The recipients of Trump's pardons and commutations have this in common: They are famous and/or rich. Their crimes involve corruption that victimized society. Trump clearly favored those who violated the public trust. (See NY Times link below. Paywall for non-subscribers)
He never specified what Trump meant when he repeatedly promised to "drain the swamp". The following names would probably be on most people's list of swamp-dwellers. Perhaps when Trump said he'd "drain the swamp" he meant that he'd make life more comfortable for the swamp-dwellers. Much in the same way the Everglade swamps were drained by land developers to build a comfortable environment for the rich in Palm Beach, home to Trump's Mar-a-Lago resort.
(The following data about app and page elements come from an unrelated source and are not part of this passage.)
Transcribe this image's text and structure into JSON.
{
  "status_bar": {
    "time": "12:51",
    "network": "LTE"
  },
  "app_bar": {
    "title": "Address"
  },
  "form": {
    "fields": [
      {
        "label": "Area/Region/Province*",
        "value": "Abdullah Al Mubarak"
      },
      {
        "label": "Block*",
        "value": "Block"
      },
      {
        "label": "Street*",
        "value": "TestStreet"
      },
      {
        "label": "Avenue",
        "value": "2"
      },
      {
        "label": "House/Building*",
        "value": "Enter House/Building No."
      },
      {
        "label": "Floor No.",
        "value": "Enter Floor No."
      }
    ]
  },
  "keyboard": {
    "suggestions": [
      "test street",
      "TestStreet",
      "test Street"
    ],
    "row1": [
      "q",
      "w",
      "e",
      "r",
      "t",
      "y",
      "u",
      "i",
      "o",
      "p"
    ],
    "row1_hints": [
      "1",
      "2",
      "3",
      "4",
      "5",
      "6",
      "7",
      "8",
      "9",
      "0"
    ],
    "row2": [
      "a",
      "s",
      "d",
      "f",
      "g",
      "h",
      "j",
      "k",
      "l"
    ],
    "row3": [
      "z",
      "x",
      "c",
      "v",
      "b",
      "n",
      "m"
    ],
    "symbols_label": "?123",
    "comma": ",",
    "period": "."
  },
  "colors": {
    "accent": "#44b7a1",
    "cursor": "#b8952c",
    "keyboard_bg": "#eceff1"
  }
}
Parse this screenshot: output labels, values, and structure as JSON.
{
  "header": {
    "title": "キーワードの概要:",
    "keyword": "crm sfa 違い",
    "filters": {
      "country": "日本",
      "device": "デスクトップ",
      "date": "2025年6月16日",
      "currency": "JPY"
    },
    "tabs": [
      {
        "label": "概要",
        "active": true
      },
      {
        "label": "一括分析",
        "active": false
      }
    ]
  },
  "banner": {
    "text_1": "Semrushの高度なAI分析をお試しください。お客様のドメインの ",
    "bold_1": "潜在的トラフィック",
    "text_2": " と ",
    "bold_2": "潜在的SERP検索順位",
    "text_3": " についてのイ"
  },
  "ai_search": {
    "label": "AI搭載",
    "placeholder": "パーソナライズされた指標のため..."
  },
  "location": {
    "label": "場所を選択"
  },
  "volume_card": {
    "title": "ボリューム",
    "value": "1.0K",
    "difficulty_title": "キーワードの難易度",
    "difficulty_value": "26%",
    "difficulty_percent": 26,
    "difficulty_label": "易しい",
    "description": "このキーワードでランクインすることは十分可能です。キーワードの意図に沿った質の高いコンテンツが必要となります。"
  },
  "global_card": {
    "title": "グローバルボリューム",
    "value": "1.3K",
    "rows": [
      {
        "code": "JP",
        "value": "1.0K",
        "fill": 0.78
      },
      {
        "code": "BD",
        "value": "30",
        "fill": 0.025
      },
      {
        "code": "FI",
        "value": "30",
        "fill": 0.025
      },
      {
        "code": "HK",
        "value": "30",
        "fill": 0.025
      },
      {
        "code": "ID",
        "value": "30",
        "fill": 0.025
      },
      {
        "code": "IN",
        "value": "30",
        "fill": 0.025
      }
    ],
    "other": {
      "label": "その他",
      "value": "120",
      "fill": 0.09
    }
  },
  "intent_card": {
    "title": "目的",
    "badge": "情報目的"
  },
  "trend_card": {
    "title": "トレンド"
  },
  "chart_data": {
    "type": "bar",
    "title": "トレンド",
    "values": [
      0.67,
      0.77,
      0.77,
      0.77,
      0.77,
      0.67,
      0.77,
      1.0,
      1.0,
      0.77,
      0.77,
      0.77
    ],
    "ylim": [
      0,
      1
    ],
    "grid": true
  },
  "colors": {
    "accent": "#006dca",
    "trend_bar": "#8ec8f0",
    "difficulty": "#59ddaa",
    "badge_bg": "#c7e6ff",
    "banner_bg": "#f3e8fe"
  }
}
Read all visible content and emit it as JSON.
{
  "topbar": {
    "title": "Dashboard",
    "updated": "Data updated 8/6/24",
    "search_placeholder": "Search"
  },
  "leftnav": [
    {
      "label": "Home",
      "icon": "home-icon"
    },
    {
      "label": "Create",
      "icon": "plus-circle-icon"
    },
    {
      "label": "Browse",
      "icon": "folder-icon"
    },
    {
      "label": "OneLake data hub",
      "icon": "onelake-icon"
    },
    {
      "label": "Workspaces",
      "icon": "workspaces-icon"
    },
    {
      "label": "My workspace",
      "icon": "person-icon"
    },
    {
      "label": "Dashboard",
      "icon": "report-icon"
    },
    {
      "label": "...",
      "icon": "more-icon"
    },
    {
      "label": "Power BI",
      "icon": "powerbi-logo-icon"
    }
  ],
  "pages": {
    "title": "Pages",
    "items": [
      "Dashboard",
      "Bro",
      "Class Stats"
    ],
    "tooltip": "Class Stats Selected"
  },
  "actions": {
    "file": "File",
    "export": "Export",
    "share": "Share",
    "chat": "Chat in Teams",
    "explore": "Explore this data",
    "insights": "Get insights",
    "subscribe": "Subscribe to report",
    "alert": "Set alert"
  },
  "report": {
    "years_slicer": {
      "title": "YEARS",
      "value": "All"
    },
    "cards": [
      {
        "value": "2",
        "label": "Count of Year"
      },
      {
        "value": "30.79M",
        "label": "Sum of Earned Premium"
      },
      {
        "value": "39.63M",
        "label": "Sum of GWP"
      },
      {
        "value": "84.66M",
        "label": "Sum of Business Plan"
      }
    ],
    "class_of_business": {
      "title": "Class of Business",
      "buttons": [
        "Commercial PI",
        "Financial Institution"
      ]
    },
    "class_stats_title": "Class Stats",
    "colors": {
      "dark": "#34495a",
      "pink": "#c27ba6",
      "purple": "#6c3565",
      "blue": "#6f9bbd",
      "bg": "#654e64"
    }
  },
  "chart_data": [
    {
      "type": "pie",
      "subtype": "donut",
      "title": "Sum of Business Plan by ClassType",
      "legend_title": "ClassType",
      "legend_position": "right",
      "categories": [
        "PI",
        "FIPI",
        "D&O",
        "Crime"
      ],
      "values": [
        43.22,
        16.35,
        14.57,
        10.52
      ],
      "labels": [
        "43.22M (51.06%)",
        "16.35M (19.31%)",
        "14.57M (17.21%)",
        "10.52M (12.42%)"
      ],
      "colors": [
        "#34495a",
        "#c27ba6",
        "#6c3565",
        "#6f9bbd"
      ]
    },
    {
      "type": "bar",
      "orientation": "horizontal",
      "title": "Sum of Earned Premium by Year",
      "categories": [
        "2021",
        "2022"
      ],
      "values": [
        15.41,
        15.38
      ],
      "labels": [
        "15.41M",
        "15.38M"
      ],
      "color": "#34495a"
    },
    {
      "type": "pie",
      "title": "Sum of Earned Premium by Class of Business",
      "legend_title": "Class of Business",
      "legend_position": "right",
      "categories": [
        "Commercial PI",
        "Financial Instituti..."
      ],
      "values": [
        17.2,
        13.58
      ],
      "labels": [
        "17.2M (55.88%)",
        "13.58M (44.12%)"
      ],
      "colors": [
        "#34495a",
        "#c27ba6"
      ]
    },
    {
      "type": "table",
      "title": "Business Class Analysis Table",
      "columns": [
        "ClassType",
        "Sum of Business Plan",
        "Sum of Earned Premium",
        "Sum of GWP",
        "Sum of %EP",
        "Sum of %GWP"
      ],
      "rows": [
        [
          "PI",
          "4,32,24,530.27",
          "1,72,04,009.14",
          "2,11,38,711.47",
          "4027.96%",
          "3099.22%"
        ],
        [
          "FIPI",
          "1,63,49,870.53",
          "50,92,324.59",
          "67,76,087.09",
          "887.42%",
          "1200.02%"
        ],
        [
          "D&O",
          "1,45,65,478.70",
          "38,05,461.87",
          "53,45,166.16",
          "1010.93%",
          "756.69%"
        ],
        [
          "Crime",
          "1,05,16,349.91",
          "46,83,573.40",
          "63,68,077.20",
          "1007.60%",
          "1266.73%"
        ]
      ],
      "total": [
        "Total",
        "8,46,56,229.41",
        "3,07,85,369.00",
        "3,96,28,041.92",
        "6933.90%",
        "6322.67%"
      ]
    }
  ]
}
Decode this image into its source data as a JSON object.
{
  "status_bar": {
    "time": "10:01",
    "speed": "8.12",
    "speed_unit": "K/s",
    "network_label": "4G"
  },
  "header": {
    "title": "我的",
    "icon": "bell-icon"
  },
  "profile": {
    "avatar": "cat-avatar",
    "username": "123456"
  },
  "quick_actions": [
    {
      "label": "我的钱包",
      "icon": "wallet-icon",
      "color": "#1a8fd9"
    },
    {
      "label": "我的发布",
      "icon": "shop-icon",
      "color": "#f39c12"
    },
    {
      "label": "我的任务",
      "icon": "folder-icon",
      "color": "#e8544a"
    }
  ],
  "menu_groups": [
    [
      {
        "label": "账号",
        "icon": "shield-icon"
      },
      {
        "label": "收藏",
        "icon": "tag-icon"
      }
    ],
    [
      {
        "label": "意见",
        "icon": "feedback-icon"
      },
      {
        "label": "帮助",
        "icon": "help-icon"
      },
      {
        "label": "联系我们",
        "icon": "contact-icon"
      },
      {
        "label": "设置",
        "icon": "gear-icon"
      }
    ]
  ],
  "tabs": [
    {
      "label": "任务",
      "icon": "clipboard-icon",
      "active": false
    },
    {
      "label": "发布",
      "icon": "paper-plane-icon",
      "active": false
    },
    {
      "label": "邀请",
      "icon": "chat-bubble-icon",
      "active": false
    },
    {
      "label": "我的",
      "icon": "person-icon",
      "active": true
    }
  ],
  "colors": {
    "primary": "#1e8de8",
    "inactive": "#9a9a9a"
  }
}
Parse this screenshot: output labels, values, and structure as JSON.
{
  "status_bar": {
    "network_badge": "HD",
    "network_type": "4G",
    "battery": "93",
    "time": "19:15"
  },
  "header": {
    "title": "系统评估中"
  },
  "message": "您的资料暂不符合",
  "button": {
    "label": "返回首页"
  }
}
COMMUTATION Rod R. Blagojevich
Former Gov. Rod R. Blagojevich of Illinois was sentenced to 14 years in prison in 2011 for trying to sell or trade to the highest bidder the Senate seat that Barack Obama vacated after he was elected president. Mr. Blagojevich's expletive-filled remarks about his role in choosing a new senator — "I'm just not giving it up for nothing" — were caught on government recordings of his phone calls and became punch lines on late-night television.
In 2010, while Mr. Blagojevich was awaiting trial, he was a contestant on "The Celebrity Apprentice," a reality series hosted by Mr. Trump. Mr. Blagojevich was fired at the end of the fourth episode of the season.
PARDON Edward DeBartolo Jr.
Edward DeBartolo Jr., a former owner of the San Francisco 49ers, pleaded guilty in 1998 to concealing an extortion plot by a former governor of Louisiana. Mr. DeBartolo was prosecuted after he agreed to pay $400,000 to the former governor, Edwin W. Edwards, to secure a riverboat gambling license for his gambling consortium.
PARDON Ariel Friedler
Ariel Friedler, a technology entrepreneur, pleaded guilty in 2014 to conspiracy to access a protected computer without authorization and served two months in prison, according to a statement from the White House.
COMMUTATION Tynice Nichole Hall
Tynice Nichole Hall was sentenced in 2006 after she was convicted on various drug charges in Lubbock, Texas, according to the Justice Department. The evidence at trial showed that Ms. Hall's residence was used as a stash house for drugs by her boyfriend, who was the main target of an investigation, according to court documents. The police found large quantities of crack and powder cocaine and loaded firearms in her apartment.
PARDON Bernard B. Kerik
Bernard B. Kerik, a former New York City police commissioner was sentenced to four years in prison after pleading guilty to eight felony charges, including tax fraud and lying to White House officials. Mr. Kerik, who was a close ally of former Mayor Rudolph W. Giuliani, took responsibility for his actions.
Mr. Kerik's rise to prominence dates to the 1993 campaign for mayor in New York City, when he served as Mr. Giuliani's bodyguard and chauffeur.
PARDON Michael R. Milken
Michael R. Milken was the billionaire "junk bond king" and a well-known financier on Wall Street in the 1980s. In 1990, he pleaded guilty to securities fraud and conspiracy charges and was sentenced to 10 years in prison, though his sentence was later reduced to two years. He also agreed to pay $600 million in fines and penalties. Mr. Milken was the inspiration for the Gordon Gekko character in the film "Wall Street."
COMMUTATION Crystal Munoz
Crystal Munoz was found guilty in 2008 of conspiring to possess with intent to distribute marijuana, according to a petition filed by the Criminal Defense Clinic at the Texas A&M University School of Law. Ms. Munoz, who was sentenced to nearly two decades in prison, drew a map that her friends used in a large marijuana trafficking operation, according to Rolling Stone.
COMMUTATION Judith Negron
Judith Negron was sentenced to 35 years in prison in 2011 for her role in orchestrating a $205 million Medicare fraud scheme as the owner of a mental health care company in Miami.
PARDON Paul Pogue
In 2010, Paul Pogue, the founder and former chief executive of a large construction company in Texas, was sentenced to three years of probation and was ordered to pay $723,0000 in fines and restitution for filing false income tax statements, according to the McKinney Courier Gazette.
PARDON David Safavian
David Safavian, the top federal procurement official under President George W. Bush, was sentenced to a year in prison in 2009 for covering up his ties to the lobbyist Jack Abramoff. Mr. Safavian, a former chief of staff at the General Services Administration, was convicted of obstruction of justice and making false statements.
PARDON Angela Stanton
Angela Stanton, an author, television personality and motivational speaker, served six months of home confinement in 2007 for her role in a stolen-vehicle ring. Her book "Life of a Real Housewife" explores her difficult upbringing and her encounters with reality TV stars.